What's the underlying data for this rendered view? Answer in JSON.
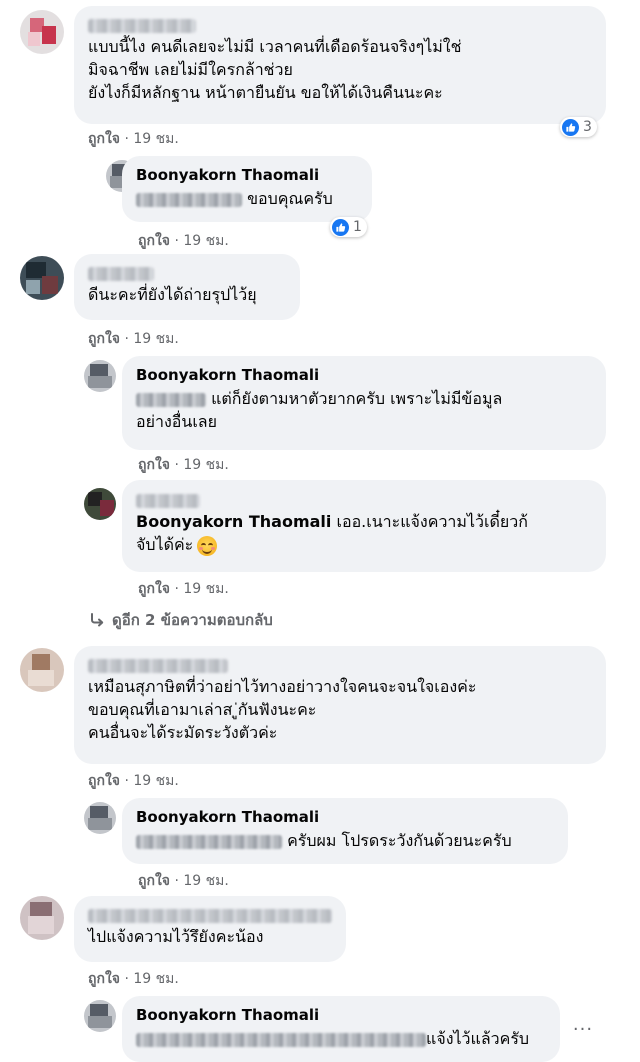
{
  "comments": [
    {
      "text_lines": [
        "แบบนี้ไง คนดีเลยจะไม่มี เวลาคนที่เดือดร้อนจริงๆไม่ใช่",
        "มิจฉาชีพ เลยไม่มีใครกล้าช่วย",
        "ยังไงก็มีหลักฐาน หน้าตายืนยัน ขอให้ได้เงินคืนนะคะ"
      ],
      "like_label": "ถูกใจ",
      "time": "19 ชม.",
      "reaction_count": "3"
    },
    {
      "author": "Boonyakorn Thaomali",
      "text": "ขอบคุณครับ",
      "like_label": "ถูกใจ",
      "time": "19 ชม.",
      "reaction_count": "1"
    },
    {
      "text_lines": [
        "ดีนะคะที่ยังได้ถ่ายรุปไว้ยุ"
      ],
      "like_label": "ถูกใจ",
      "time": "19 ชม."
    },
    {
      "author": "Boonyakorn Thaomali",
      "text_lines": [
        "แต่ก็ยังตามหาตัวยากครับ เพราะไม่มีข้อมูล",
        "อย่างอื่นเลย"
      ],
      "like_label": "ถูกใจ",
      "time": "19 ชม."
    },
    {
      "mention": "Boonyakorn Thaomali",
      "text_lines": [
        "เออ.เนาะแจ้งความไว้เดี๋ยวก้",
        "จับได้ค่ะ"
      ],
      "emoji": "smiling-face-emoji",
      "like_label": "ถูกใจ",
      "time": "19 ชม."
    },
    {
      "text_lines": [
        "เหมือนสุภาษิตที่ว่าอย่าไว้ทางอย่าวางใจคนจะจนใจเองค่ะ",
        "ขอบคุณที่เอามาเล่าส ู่กันฟังนะคะ",
        "คนอื่นจะได้ระมัดระวังตัวค่ะ"
      ],
      "like_label": "ถูกใจ",
      "time": "19 ชม."
    },
    {
      "author": "Boonyakorn Thaomali",
      "text": "ครับผม โปรดระวังกันด้วยนะครับ",
      "like_label": "ถูกใจ",
      "time": "19 ชม."
    },
    {
      "text_lines": [
        "ไปแจ้งความไว้รึยังคะน้อง"
      ],
      "like_label": "ถูกใจ",
      "time": "19 ชม."
    },
    {
      "author": "Boonyakorn Thaomali",
      "text": "แจ้งไว้แล้วครับ"
    }
  ],
  "more_replies": "ดูอีก 2 ข้อความตอบกลับ",
  "more_options": "···",
  "colors": {
    "like_blue": "#1877f2",
    "bubble": "#f0f2f5",
    "meta": "#65676b"
  }
}
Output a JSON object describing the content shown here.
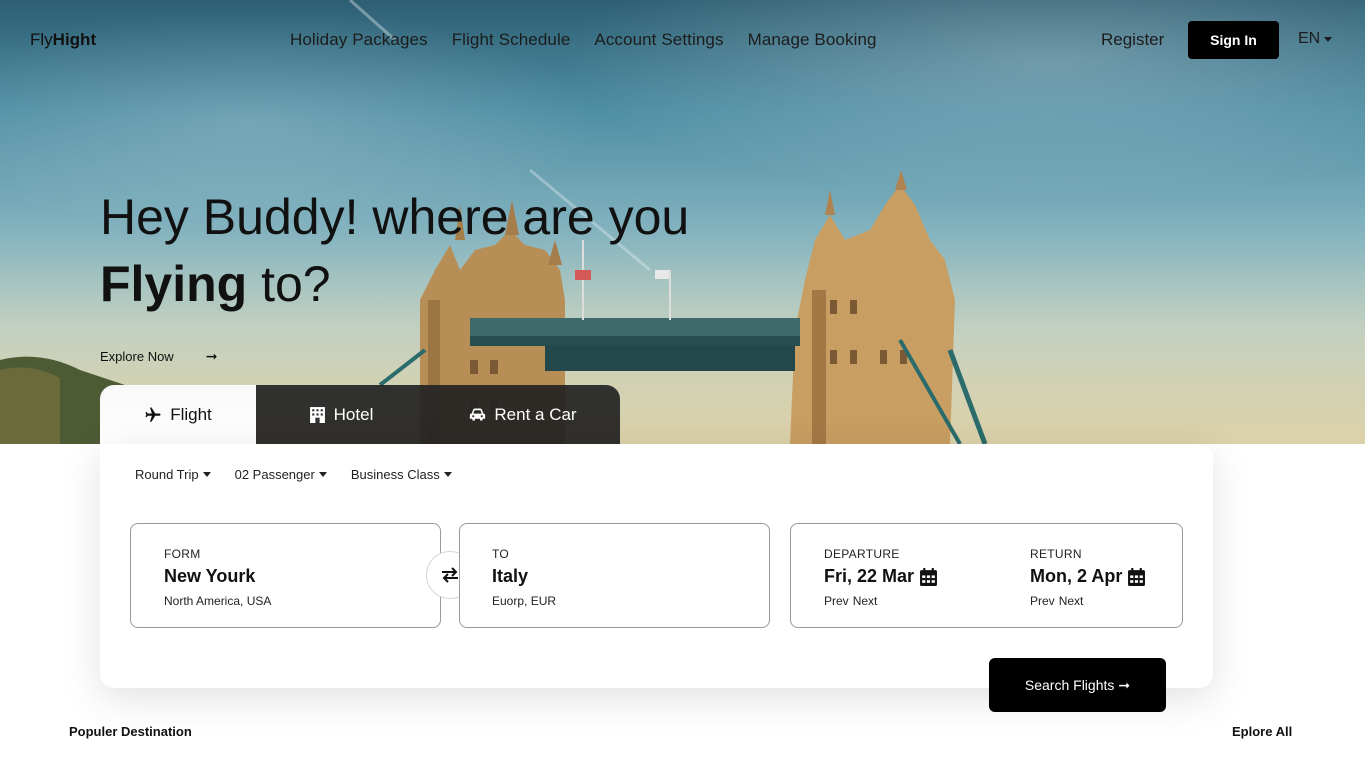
{
  "nav": {
    "logo_light": "Fly",
    "logo_bold": "Hight",
    "links": [
      "Holiday Packages",
      "Flight Schedule",
      "Account Settings",
      "Manage Booking"
    ],
    "register": "Register",
    "sign_in": "Sign In",
    "language": "EN"
  },
  "hero": {
    "line1": "Hey Buddy! where are you",
    "line2_bold": "Flying",
    "line2_rest": " to?",
    "explore": "Explore Now"
  },
  "tabs": [
    {
      "label": "Flight",
      "icon": "plane-icon",
      "active": true
    },
    {
      "label": "Hotel",
      "icon": "building-icon",
      "active": false
    },
    {
      "label": "Rent a Car",
      "icon": "car-icon",
      "active": false
    }
  ],
  "options": {
    "trip": "Round Trip",
    "passengers": "02 Passenger",
    "class": "Business Class"
  },
  "from": {
    "label": "FORM",
    "city": "New Yourk",
    "region": "North America, USA"
  },
  "to": {
    "label": "TO",
    "city": "Italy",
    "region": "Euorp, EUR"
  },
  "departure": {
    "label": "DEPARTURE",
    "date": "Fri, 22 Mar",
    "prev": "Prev",
    "next": "Next"
  },
  "return": {
    "label": "RETURN",
    "date": "Mon, 2 Apr",
    "prev": "Prev",
    "next": "Next"
  },
  "search_button": "Search Flights",
  "popular": {
    "title": "Populer Destination",
    "explore_all": "Eplore All"
  },
  "colors": {
    "primary": "#000000",
    "sky_top": "#2d5f73",
    "stone": "#c9a36a"
  }
}
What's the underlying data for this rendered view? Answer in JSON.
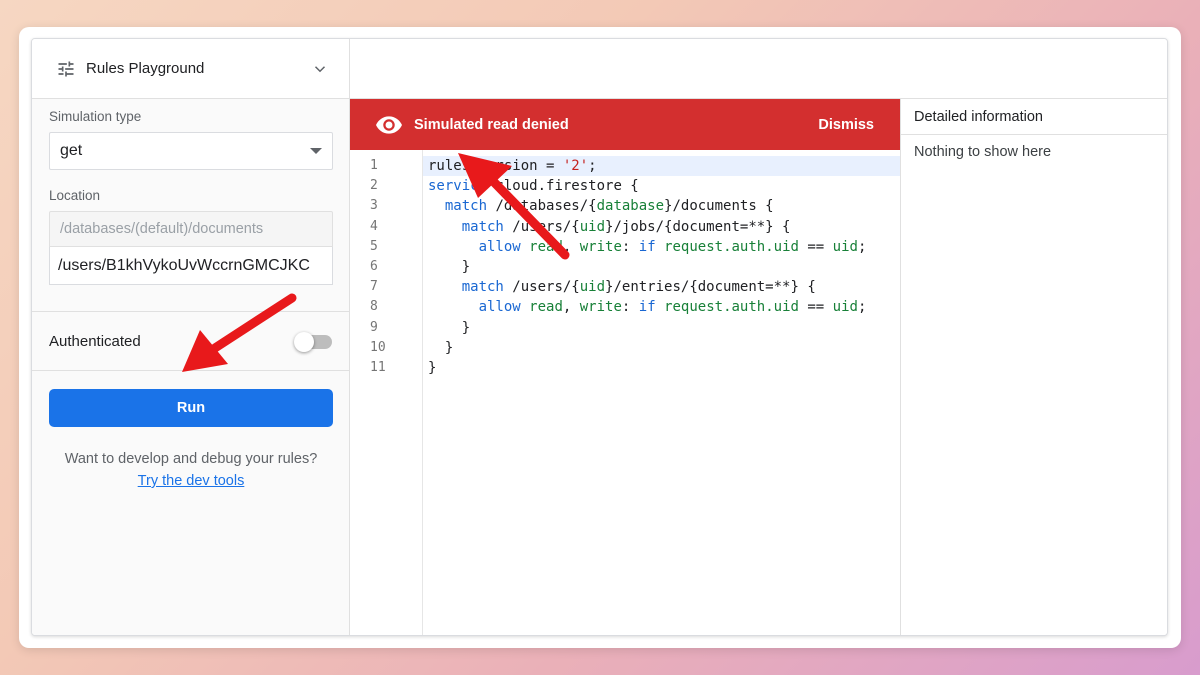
{
  "sidebar": {
    "title": "Rules Playground",
    "simulation_type_label": "Simulation type",
    "simulation_type_value": "get",
    "location_label": "Location",
    "location_prefix": "/databases/(default)/documents",
    "location_value": "/users/B1khVykoUvWccrnGMCJKC",
    "authenticated_label": "Authenticated",
    "authenticated": false,
    "run_label": "Run",
    "help_text": "Want to develop and debug your rules?",
    "help_link": "Try the dev tools"
  },
  "banner": {
    "message": "Simulated read denied",
    "dismiss_label": "Dismiss",
    "color": "#d32f2f"
  },
  "editor": {
    "line_numbers": [
      "1",
      "2",
      "3",
      "4",
      "5",
      "6",
      "7",
      "8",
      "9",
      "10",
      "11"
    ]
  },
  "detail": {
    "title": "Detailed information",
    "empty_text": "Nothing to show here"
  },
  "colors": {
    "accent": "#1a73e8",
    "error": "#d32f2f",
    "annotation_arrow": "#e8191b"
  }
}
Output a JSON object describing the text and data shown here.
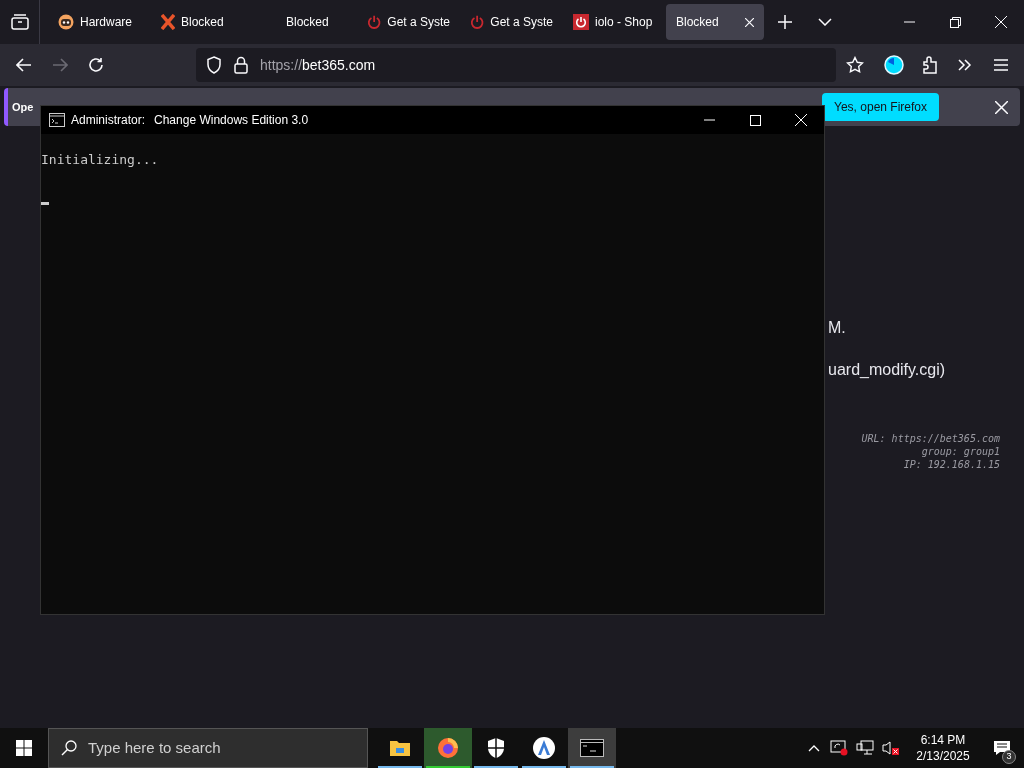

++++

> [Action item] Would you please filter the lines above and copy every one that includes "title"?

> [Response to this task]
    "title": "Populer Destination",
    "title": "Rules Playground",
    "title": "Detailed information",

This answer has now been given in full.